One of the ways we get pet-owners thinking about how they can afford the care they want for their pets is by showing healthy, insured pets and pointing out that they and their owners are “ready for anything.” But this morning I’m thinking not how many pet-owners are ready for anything, but how many practice-owners are.
Is your practice ready for anything? Unless you’ve engaged in some thoughtful disaster-planning and preparedness, the answer is “no.”
What got me thinking of this topic was the explosion at the Oradell Animal Hospital in Paramus, NJ, last Friday morning. Three people were injured, one seriously, when an MRI unit exploded during maintenance procedures. The practice is well-known in the region for its high level of care, which is why some of the 60-some animals there were in very fragile condition even before the accident, making moving them out of the facility a very careful endeavor indeed. From this article on NJ.com:

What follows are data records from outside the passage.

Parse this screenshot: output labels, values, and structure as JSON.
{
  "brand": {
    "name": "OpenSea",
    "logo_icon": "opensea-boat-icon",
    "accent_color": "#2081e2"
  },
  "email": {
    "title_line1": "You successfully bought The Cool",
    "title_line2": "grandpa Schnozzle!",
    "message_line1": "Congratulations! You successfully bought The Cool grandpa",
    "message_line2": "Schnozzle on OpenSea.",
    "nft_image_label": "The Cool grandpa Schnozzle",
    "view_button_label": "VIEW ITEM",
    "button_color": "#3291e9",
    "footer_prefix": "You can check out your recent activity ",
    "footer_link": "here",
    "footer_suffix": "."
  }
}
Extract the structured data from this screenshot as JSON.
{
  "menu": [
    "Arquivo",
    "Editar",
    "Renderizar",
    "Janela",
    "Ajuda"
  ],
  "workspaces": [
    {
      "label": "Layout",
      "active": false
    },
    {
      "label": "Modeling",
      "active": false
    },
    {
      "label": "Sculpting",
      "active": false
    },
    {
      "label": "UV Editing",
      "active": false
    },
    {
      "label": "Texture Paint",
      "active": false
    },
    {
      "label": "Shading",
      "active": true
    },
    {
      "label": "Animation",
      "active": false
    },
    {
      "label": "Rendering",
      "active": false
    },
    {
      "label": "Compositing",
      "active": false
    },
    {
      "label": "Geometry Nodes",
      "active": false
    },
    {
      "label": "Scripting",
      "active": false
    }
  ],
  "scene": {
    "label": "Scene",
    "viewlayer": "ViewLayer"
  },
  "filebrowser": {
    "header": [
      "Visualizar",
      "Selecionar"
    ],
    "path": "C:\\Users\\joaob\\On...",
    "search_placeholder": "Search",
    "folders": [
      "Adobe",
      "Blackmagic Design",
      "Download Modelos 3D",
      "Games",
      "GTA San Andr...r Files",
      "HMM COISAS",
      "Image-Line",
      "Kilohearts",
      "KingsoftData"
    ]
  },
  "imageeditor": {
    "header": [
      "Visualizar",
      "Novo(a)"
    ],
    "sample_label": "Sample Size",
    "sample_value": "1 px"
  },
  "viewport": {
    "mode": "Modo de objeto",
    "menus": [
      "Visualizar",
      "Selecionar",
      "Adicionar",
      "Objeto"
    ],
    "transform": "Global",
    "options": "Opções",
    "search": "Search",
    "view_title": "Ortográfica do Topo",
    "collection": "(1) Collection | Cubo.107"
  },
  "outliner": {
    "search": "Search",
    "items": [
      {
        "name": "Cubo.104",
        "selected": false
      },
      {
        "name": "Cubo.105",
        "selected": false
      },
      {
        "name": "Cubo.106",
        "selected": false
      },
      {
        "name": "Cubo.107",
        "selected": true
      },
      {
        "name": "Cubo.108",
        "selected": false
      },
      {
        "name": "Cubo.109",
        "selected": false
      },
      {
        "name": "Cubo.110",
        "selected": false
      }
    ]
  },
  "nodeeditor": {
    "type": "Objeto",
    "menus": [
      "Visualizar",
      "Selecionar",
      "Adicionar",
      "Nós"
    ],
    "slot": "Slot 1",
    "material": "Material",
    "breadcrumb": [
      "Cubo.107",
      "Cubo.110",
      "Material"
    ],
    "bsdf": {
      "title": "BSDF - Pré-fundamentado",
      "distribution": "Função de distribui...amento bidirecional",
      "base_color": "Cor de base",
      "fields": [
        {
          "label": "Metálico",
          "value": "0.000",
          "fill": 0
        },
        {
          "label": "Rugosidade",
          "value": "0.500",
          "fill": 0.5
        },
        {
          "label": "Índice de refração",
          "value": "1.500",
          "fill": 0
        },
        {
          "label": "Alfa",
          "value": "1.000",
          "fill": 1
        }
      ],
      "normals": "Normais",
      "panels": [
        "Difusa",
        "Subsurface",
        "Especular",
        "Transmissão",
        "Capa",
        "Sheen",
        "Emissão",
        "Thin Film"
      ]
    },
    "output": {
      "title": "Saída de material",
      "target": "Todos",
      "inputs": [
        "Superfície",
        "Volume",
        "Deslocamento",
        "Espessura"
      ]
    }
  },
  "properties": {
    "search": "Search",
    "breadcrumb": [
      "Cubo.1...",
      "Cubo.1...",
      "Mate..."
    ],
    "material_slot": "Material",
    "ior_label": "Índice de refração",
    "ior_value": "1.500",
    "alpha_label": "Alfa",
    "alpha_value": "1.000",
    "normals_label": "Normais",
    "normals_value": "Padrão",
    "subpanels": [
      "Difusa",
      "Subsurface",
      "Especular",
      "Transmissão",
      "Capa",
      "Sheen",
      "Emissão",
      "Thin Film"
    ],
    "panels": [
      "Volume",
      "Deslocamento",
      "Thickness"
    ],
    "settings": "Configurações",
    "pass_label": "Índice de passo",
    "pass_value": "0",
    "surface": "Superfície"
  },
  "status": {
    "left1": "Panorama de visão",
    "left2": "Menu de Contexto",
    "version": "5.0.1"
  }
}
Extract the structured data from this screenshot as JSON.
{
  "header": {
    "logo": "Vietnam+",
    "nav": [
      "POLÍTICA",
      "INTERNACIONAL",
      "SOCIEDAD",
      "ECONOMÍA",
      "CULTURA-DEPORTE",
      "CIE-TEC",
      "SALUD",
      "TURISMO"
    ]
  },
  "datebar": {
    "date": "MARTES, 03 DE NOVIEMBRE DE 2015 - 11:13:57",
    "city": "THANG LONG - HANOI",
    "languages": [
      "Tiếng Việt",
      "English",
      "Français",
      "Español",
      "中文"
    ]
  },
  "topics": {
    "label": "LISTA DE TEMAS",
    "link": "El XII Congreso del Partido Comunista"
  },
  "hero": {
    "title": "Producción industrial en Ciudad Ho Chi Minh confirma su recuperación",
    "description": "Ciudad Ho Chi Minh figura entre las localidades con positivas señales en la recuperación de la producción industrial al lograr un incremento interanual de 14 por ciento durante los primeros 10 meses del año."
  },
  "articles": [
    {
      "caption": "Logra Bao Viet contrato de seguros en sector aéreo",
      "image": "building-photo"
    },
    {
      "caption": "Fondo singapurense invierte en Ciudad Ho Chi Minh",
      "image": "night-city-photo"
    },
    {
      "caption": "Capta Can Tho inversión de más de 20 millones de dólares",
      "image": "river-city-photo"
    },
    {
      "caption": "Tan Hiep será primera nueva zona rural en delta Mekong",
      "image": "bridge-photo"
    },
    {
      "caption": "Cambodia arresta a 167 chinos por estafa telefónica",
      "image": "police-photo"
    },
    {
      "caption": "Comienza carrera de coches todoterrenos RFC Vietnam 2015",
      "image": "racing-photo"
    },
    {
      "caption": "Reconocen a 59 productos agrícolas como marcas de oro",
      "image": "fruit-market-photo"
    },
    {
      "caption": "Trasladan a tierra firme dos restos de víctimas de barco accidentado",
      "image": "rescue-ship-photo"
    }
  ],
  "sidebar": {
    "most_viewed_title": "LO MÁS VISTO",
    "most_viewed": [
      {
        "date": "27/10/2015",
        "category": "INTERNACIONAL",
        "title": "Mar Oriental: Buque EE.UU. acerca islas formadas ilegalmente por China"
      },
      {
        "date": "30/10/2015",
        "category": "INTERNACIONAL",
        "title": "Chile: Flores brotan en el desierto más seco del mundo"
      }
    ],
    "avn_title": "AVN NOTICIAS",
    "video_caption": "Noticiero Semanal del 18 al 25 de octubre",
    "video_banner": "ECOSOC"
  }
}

Hospital owner Dr. Tony Palminteri told NBC New York his staff brought the animals to safety, but some were in critical condition from prior medical conditions. Those animals would be taken to other veterinary hospitals for treatment.
The workers were not employees of the hospital, but contractors from an unidentified outside company, according to Ehrenberg. Their names were not immediately released, pending notifications of their families.
Federal officials from the Occupational Safety and Health Administration and Bureau of Alcohol, Tobacco, Firearms and Explosives also responded to assist in the ongoing probe, he added.
“The building will remained closed for an undetermined length of time,” the chief said.
The evacuation appears to have gone well, according to the hospital’s Facebook page:
We are very grateful today that all of the animals entrusted to our staff and hospital are safe , either at home with their owners or at other veterinary facilities who jumped to our aid when we needed help yesterday. […] All of our incredible staff members are also safe today , many of whom performed heroic acts in the face of disaster yesterday. All of the pets , clients and staff members evacuated the building in less than five minutes except for the staff members who stayed behind to assist the injured MRI workers.
The HOME & KIDS business graciously opened their doors to us and provided a huge area for all the pets and staff members to wait while owners were notified in addition to providing a huge office area for us to use as a command center. Tremendous thanks to the doctors and staff at Park Ridge Animal Hospital , the Ridgewood Animal Hospital , the Hohokus Animal Hospital and the Franklin Lakes Animal Hospital. A huge thanks to the Paramus Police and Fire Departments, the Emergency Response Team , the animal control officers from TYCO and all other agencies and people who were incredibly helpful.
Our thoughts and prayers are with the MRI worker who is recovering in the ICU at Hackensack Medical Center.
From what it seems from the other side of the country, the team at OAH reacted to the disaster in just about as good a way as one could have hoped. As well, the veterinary community jumped in to help, along with other businesses and emergency first responders.
While we all hope we will respond appropriately in times of crisis, do we know for sure that our own practices are well-prepared? In recently years with have seen every possible kind of natural disaster plus terrorist attacks and civil unrest. How about an attack with deadly intent on a member of your team by an angry client — or spouse? Anything can happen, and does happen, somewhere, it seems.
It doesn’t even have to be all that horrifying an incident to put you out of business — for a while or forever. At one seminar I went to a few years ago, the presenter noted that all it would take to put a practice out of commission was a single broken water pipe flooding the building.
If you don’t know what you’d do if something happened, here’s what you should do: Review this thorough collection of disaster planning resources pulled together by the AVMA. And then get moving on plans for you, your practice and all the pets and people who count on you.
(Image provided by local authorities.)